A high level flow of a FPS payment
A high level flow of a FPS payment
  1. Customer initiates a payment via any supported channel (e.g. telephony, Internet Banking, Mobile, etc…).
  2. Bank A acknowledges the requests, gathers the necessary details required, validates the request and finally submits it to FPS.
  3. FPS determines which bank or building society needs to receive the funds, in this case Bank B.
  4. Bank B confirms the incoming funds back to FPS
  5. FPS confirms back to Bank A that the funds were received by the receiver, at the same time FPS will accumulate the total amounts that Bank A and Bank B have processed and will remind them later of the differences that each owe each other and determine how much each party owes for the service provided.
  6. The happy customer sees their funds in their account.

 

Who pays who?

So essentially what happens is that several times a day Vocalink will inform all its participants of their current net positions and only the differences will be paid, this is known as “deferred settlement”. So if we take a simplistic example between 2 banks where Bank A had received a total of 80 transactions totalling £200 while Bank B had a total of 50 transactions of £120. Bank B will pay Bank A the difference in funds which will be £80 (£200 – £120). This of course is a bit more complex as there are many member banks but the summary is that only money owed to each other is sent across as opposed to each transactions. The system works as all the members are ‘good for it’. Vocalink earns about 1 pence per transaction which it uses to invest in the maintenance of the service and develop future services. This fee is incurred by the FPS members, who fortunately for customers do not currently charge their customers for this service.

 

What happens next?

So sounds all good, no? – Well, despite the service helping millions of transactions to occur and picking up in popularity over the years, having grown between 10%-15% per year, there has been criticism that it favours the large established institutions, who can afford to connect to the FPS network which is an expensive and complex undertaking, making it harder for smaller and newer entrants to complete.

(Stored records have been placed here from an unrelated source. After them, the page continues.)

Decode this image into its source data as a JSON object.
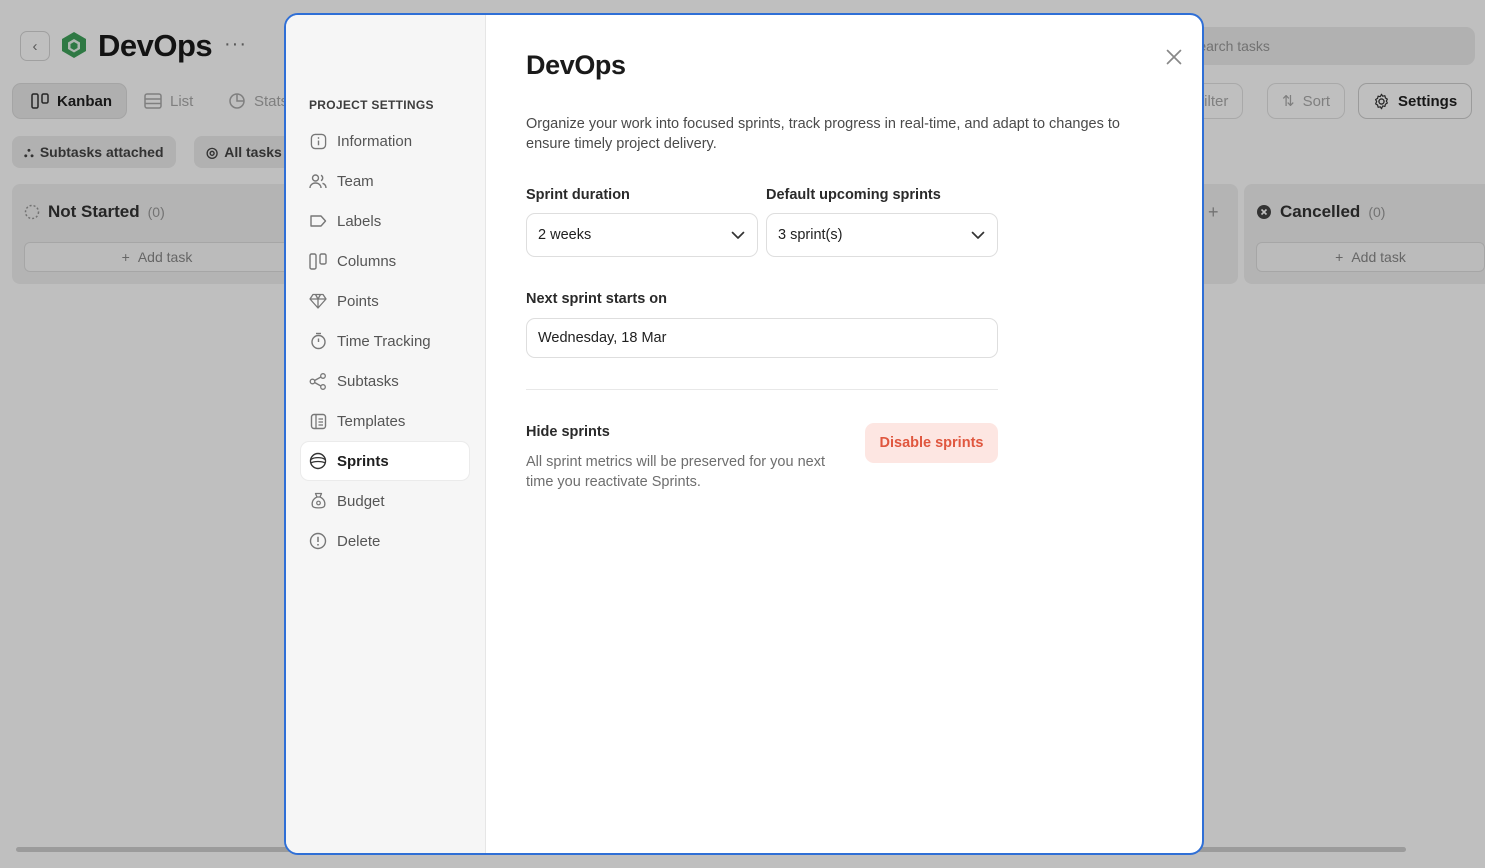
{
  "app": {
    "title": "DevOps",
    "more": "···",
    "search_placeholder": "Search tasks",
    "views": [
      {
        "label": "Kanban",
        "icon": "kanban-icon"
      },
      {
        "label": "List",
        "icon": "list-icon"
      },
      {
        "label": "Stats",
        "icon": "stats-icon"
      }
    ],
    "toolbar": {
      "filter": "Filter",
      "sort": "Sort",
      "settings": "Settings"
    },
    "chips": {
      "subtasks": "Subtasks attached",
      "all_tasks": "All tasks"
    },
    "columns": [
      {
        "name": "Not Started",
        "count": "(0)",
        "add": "Add task"
      },
      {
        "name": "Cancelled",
        "count": "(0)",
        "add": "Add task"
      }
    ]
  },
  "modal": {
    "sidebar_heading": "PROJECT SETTINGS",
    "nav": [
      {
        "label": "Information",
        "icon": "info-icon"
      },
      {
        "label": "Team",
        "icon": "team-icon"
      },
      {
        "label": "Labels",
        "icon": "label-icon"
      },
      {
        "label": "Columns",
        "icon": "columns-icon"
      },
      {
        "label": "Points",
        "icon": "diamond-icon"
      },
      {
        "label": "Time Tracking",
        "icon": "timer-icon"
      },
      {
        "label": "Subtasks",
        "icon": "subtasks-icon"
      },
      {
        "label": "Templates",
        "icon": "templates-icon"
      },
      {
        "label": "Sprints",
        "icon": "sprints-icon",
        "active": true
      },
      {
        "label": "Budget",
        "icon": "budget-icon"
      },
      {
        "label": "Delete",
        "icon": "delete-icon"
      }
    ],
    "title": "DevOps",
    "description": "Organize your work into focused sprints, track progress in real-time, and adapt to changes to ensure timely project delivery.",
    "sprint_duration": {
      "label": "Sprint duration",
      "value": "2 weeks"
    },
    "upcoming_sprints": {
      "label": "Default upcoming sprints",
      "value": "3 sprint(s)"
    },
    "next_sprint": {
      "label": "Next sprint starts on",
      "value": "Wednesday, 18 Mar"
    },
    "hide": {
      "title": "Hide sprints",
      "description": "All sprint metrics will be preserved for you next time you reactivate Sprints.",
      "button": "Disable sprints"
    }
  },
  "colors": {
    "accent_border": "#2f6fd6",
    "danger_bg": "#fde6e2",
    "danger_text": "#e0573f",
    "logo_green": "#3fa25b"
  }
}
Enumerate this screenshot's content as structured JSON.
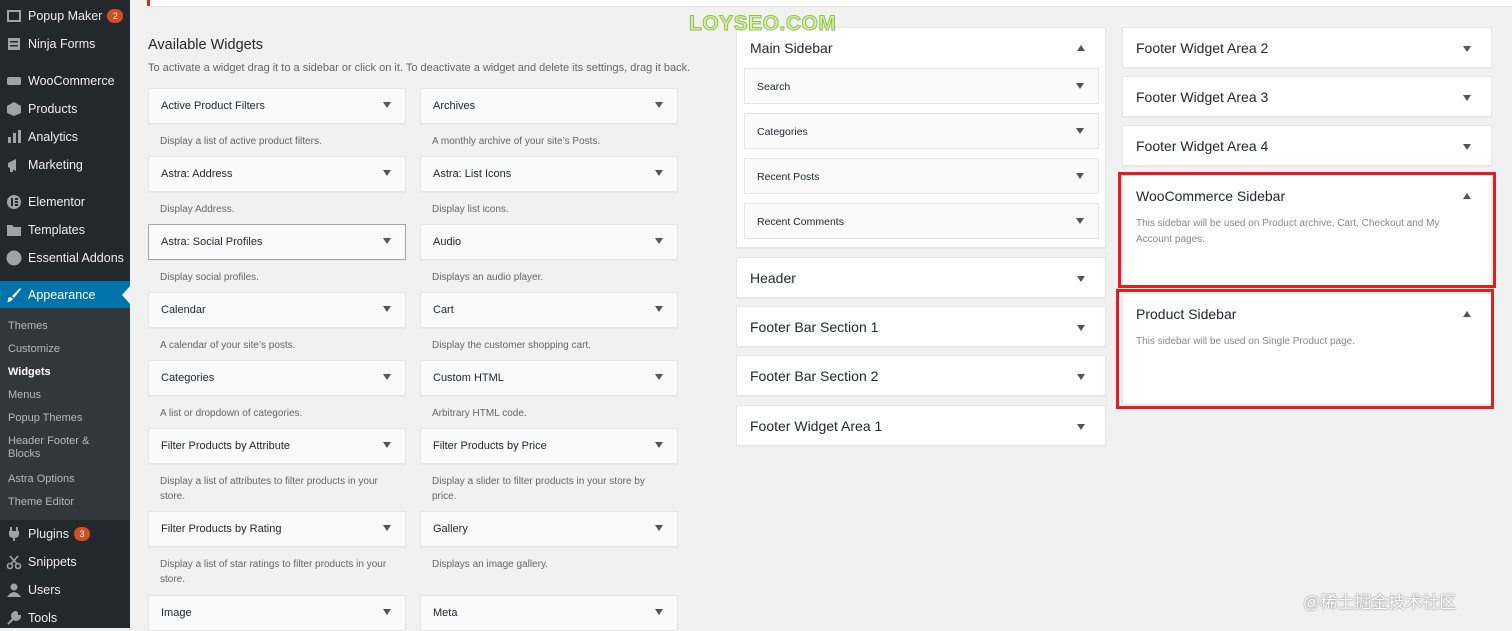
{
  "admin_menu": {
    "items_top": [
      {
        "label": "Popup Maker",
        "icon": "popup-icon",
        "badge": "2"
      },
      {
        "label": "Ninja Forms",
        "icon": "forms-icon"
      }
    ],
    "items_mid": [
      {
        "label": "WooCommerce",
        "icon": "woo-icon"
      },
      {
        "label": "Products",
        "icon": "box-icon"
      },
      {
        "label": "Analytics",
        "icon": "bar-chart-icon"
      },
      {
        "label": "Marketing",
        "icon": "megaphone-icon"
      },
      {
        "label": "Elementor",
        "icon": "elementor-icon"
      },
      {
        "label": "Templates",
        "icon": "folder-icon"
      },
      {
        "label": "Essential Addons",
        "icon": "ea-icon",
        "icon_text": "EA"
      }
    ],
    "appearance": {
      "label": "Appearance",
      "icon": "brush-icon"
    },
    "submenu": [
      "Themes",
      "Customize",
      "Widgets",
      "Menus",
      "Popup Themes",
      "Header Footer & Blocks",
      "Astra Options",
      "Theme Editor"
    ],
    "items_bottom": [
      {
        "label": "Plugins",
        "icon": "plug-icon",
        "badge": "3"
      },
      {
        "label": "Snippets",
        "icon": "scissors-icon"
      },
      {
        "label": "Users",
        "icon": "user-icon"
      },
      {
        "label": "Tools",
        "icon": "wrench-icon"
      }
    ],
    "colors": {
      "bg": "#23282d",
      "submenu_bg": "#32373c",
      "current": "#0073aa",
      "badge": "#d54e21"
    }
  },
  "available_widgets": {
    "title": "Available Widgets",
    "description": "To activate a widget drag it to a sidebar or click on it. To deactivate a widget and delete its settings, drag it back.",
    "widgets": [
      {
        "title": "Active Product Filters",
        "desc": "Display a list of active product filters."
      },
      {
        "title": "Archives",
        "desc": "A monthly archive of your site’s Posts."
      },
      {
        "title": "Astra: Address",
        "desc": "Display Address."
      },
      {
        "title": "Astra: List Icons",
        "desc": "Display list icons."
      },
      {
        "title": "Astra: Social Profiles",
        "desc": "Display social profiles."
      },
      {
        "title": "Audio",
        "desc": "Displays an audio player."
      },
      {
        "title": "Calendar",
        "desc": "A calendar of your site’s posts."
      },
      {
        "title": "Cart",
        "desc": "Display the customer shopping cart."
      },
      {
        "title": "Categories",
        "desc": "A list or dropdown of categories."
      },
      {
        "title": "Custom HTML",
        "desc": "Arbitrary HTML code."
      },
      {
        "title": "Filter Products by Attribute",
        "desc": "Display a list of attributes to filter products in your store."
      },
      {
        "title": "Filter Products by Price",
        "desc": "Display a slider to filter products in your store by price."
      },
      {
        "title": "Filter Products by Rating",
        "desc": "Display a list of star ratings to filter products in your store."
      },
      {
        "title": "Gallery",
        "desc": "Displays an image gallery."
      },
      {
        "title": "Image",
        "desc": ""
      },
      {
        "title": "Meta",
        "desc": ""
      }
    ]
  },
  "main_sidebar": {
    "title": "Main Sidebar",
    "widgets": [
      "Search",
      "Categories",
      "Recent Posts",
      "Recent Comments"
    ]
  },
  "sidebars_col2": [
    "Header",
    "Footer Bar Section 1",
    "Footer Bar Section 2",
    "Footer Widget Area 1"
  ],
  "sidebars_col3": [
    "Footer Widget Area 2",
    "Footer Widget Area 3",
    "Footer Widget Area 4"
  ],
  "woocommerce_sidebar": {
    "title": "WooCommerce Sidebar",
    "desc": "This sidebar will be used on Product archive, Cart, Checkout and My Account pages."
  },
  "product_sidebar": {
    "title": "Product Sidebar",
    "desc": "This sidebar will be used on Single Product page."
  },
  "watermarks": {
    "top": "LOYSEO.COM",
    "bottom": "@稀土掘金技术社区"
  },
  "colors": {
    "highlight": "#e02020",
    "page_bg": "#f1f1f1"
  }
}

Faster Payments   Volume and Value of FPS (2008 to 2014). Source: UK Payments Council
Faster Payments Volume and Value of FPS (2008 to 2014). Source: UK Payments Council

A key fact is that no new members have joined the FPS since its conception, however with the introduction of the newly set up Payment Systems Regulator (PSR) this may start to change, but as was only started on 1st April 2015, it may take a while before any big results are seen. Over the coming years it may see some radical changes, especially with the addition with the divestment of RBS’s Williams and Glyn who are looking to join the FPS membership too. However, the FPS network looking to expand to allow other payment mechanisms (Keep an eye out for our other articles where we will dive into Vocalink’s other services: Paym and Zapp) that will allow the service to be more accessible to customers and FPS members.

Well only time will tell. In the meantime we will keep paying each other with with FPS.

 

facebooktwitterpinterestlinkedinmail
alexander.kozlowski@gmail.com'

About alexander.kozlowski@mobiski.com

Leave a Reply

Your email address will not be published. Required fields are marked *